architecture of the CoRR/NCSTRL interoperation, and issues that have arisen
during the operation of CoRR.; Comment: Submission to ACM DL99
E nosso propósito neste artigo expor aspectos relativos a Educaçáo Especial e discutir alguns princípios educacionais fundamentais no uso da informatica na Educação Especial, considemndo a irnportancia das novas tecnologias e a necessidade de se trabalhar com computadores dentro de uma pedagogia que priorize a reestruturação de conhecimentos e não o desenvolvimento de uma tecnologia de reproduçáo de informaçóes. O trabalho com Informática nos conduz a uma metodologia por meio da qual toda educação é um processo especial, e o educador deve apresentar um novo perfil perante os recursos tecnológioos e as novas tecnologias em comunicação.; It is our purpose in this article to present questions related to Special Education and to discuss some fundamental educational principles in the use of Computer Science within Special Education.
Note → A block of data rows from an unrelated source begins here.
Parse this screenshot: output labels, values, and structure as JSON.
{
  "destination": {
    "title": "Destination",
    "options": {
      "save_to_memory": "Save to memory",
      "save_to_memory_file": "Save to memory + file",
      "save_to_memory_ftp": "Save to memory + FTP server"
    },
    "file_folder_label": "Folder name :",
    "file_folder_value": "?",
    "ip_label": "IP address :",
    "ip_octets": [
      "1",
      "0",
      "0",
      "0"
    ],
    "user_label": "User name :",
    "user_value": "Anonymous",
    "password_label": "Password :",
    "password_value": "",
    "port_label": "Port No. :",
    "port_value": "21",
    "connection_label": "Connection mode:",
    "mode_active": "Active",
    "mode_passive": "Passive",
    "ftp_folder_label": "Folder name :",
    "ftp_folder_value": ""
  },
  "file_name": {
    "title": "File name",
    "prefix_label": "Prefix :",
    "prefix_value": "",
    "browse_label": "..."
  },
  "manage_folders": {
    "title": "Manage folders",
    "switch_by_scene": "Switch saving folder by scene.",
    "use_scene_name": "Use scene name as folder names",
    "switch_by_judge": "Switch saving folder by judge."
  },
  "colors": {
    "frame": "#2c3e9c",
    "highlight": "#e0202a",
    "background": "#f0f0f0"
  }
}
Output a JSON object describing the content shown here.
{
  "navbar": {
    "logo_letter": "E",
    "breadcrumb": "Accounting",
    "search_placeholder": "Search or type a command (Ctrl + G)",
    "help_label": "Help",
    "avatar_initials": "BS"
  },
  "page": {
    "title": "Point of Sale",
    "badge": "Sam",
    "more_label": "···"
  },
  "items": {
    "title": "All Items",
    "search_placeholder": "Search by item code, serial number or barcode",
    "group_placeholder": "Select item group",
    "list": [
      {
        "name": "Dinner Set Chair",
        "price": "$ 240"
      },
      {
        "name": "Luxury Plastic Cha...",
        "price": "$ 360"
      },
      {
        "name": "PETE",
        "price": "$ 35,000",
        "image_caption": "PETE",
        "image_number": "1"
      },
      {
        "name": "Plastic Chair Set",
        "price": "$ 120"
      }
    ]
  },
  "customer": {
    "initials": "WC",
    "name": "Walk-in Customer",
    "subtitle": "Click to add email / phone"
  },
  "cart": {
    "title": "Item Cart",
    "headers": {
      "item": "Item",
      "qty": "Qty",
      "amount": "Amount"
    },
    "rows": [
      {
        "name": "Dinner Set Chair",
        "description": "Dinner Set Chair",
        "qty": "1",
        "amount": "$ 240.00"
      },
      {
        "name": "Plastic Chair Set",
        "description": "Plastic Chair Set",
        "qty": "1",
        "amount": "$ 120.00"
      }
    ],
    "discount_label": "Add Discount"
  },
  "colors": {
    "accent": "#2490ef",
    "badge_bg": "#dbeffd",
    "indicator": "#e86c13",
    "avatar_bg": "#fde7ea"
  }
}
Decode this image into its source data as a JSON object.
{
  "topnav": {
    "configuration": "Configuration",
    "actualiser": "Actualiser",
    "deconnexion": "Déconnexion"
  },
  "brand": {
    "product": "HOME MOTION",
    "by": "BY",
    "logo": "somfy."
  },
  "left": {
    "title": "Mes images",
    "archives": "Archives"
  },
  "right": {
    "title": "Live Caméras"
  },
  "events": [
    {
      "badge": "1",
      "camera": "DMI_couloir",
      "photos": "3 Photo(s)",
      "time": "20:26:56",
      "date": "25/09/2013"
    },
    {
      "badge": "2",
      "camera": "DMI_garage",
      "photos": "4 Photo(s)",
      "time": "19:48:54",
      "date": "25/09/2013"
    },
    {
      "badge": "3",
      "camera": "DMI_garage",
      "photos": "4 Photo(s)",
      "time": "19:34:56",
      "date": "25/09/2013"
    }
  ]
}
Due to the importante of the new technologies and lhe need ot working just with oomputers in pedagogy the restructuring of knowledge and not, the development of a technology for the reproduction o? information need to be considered,.The work with Computer Science leads us to a methodology through which all education is seen as a special process, and the educator presents a new profile in the face of technological resouroes and of the new technologies in communication.
Abstract- The Central University of Venezuela, as part of its efforts for adapting its academic offer to national and international needs, is conducting a project to review, evaluate and modify the Computer Science curriculum, in order to form the professional required by the country. In this paper we present the results of the first stage of the project: an assessment of the Computer Science curriculum based on the use of various data collection instruments used to determine the professor, student and graduates perception of the program as well as deficiencies and potential of our graduates, according to the companies and organizations that hire them. The results show that there exist a gap between the perception of our professors about the program and the opinion of the employers. We also present information about student performance during the last decade, which is an input to the next stage of the program redesign.